(Univ. of California, Irvine), Cole, A. (Univ. of Tasmania),
Gallagher, J. (Univ. of Wisconsin, Madison)

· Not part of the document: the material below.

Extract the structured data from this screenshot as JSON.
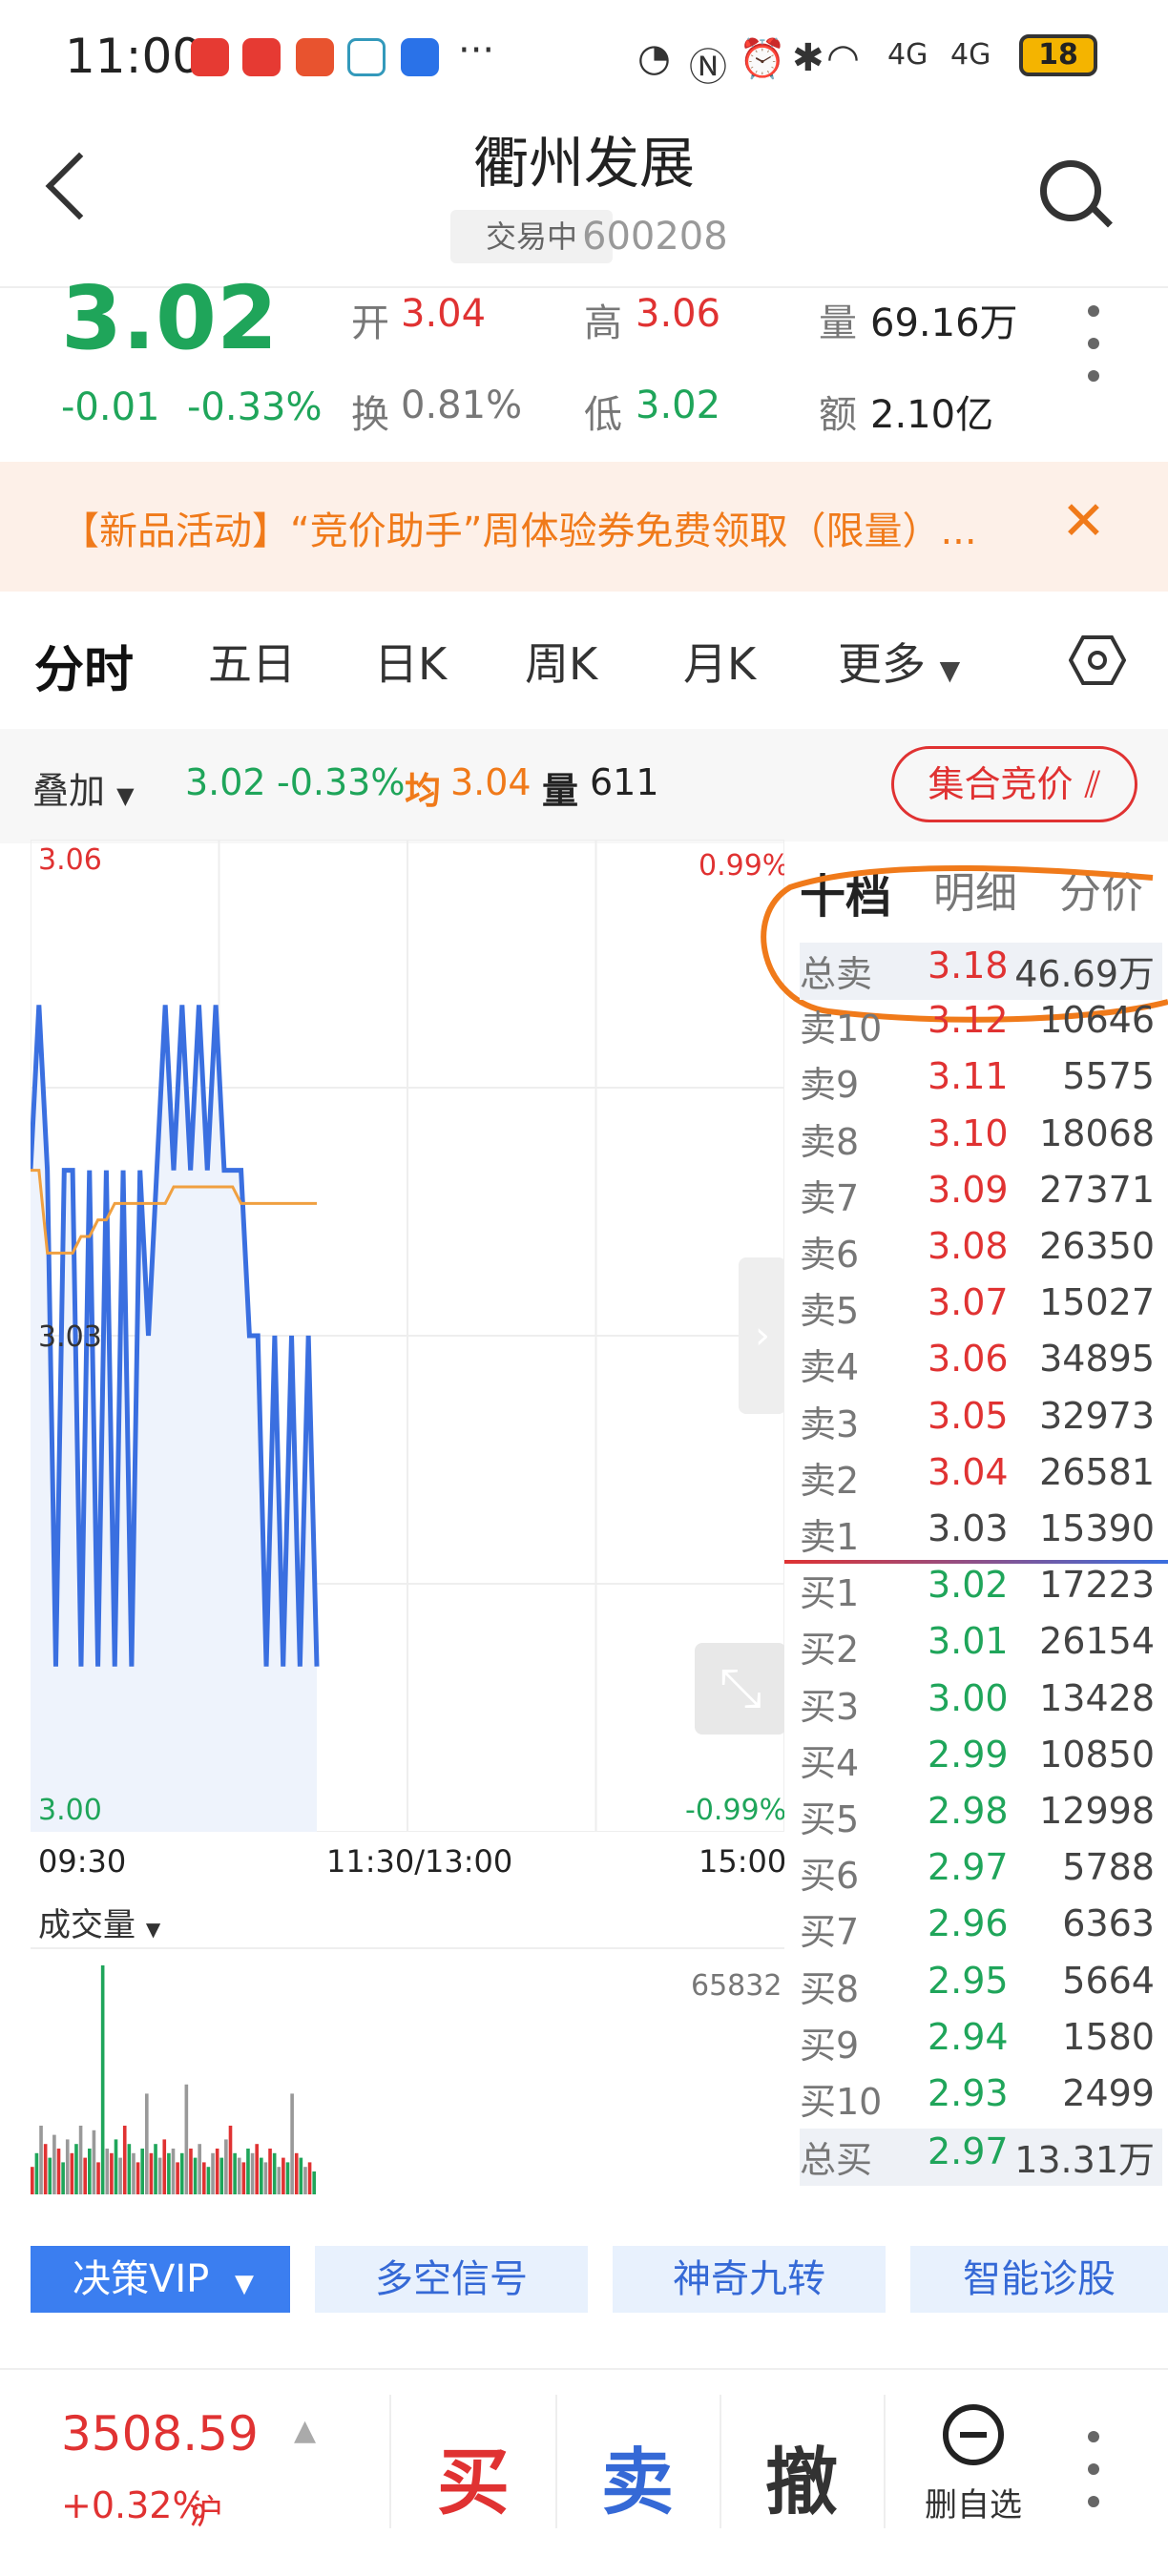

We report on results a new deep imaging survey obtained with the Hubble Space Telesscope's Advance Camera for Surveys (ACS) and the Wide Field Planetary Camera 2 (WFPC2) that shows the Leo I dwarf spheroidal galaxy (dSph) has a significantly large population of ancient ($> 10$ Gyr old) stars as well as the previously known large component of intermediate-aged stars. Our new imaging is much deeper than a previous WFPC2 study, which allows us to unabiguously identify the main sequence turnoff of the ancient population and constrain the star formation rate at early times. We determine the galaxy's star formation rate as a function of time from the observed density of stars in the color-magnitude diagram using Padova stellar evolutionary models, and we discuss how our results may help explain the flat age-metallicity relationship we previously inferred from spectroscopy and age-determination of individual red giant stars. This galaxy, an isolated dwarf located at a distance of 270 kpc, lies well outside the dark matter halo of the Milky Way, and its evolution demonstrates that star formation in the Local Group began at roughly the same time shortly after the Big Bang over a wide range of galactic masses.
View poster as pdf.
Author entry (protected)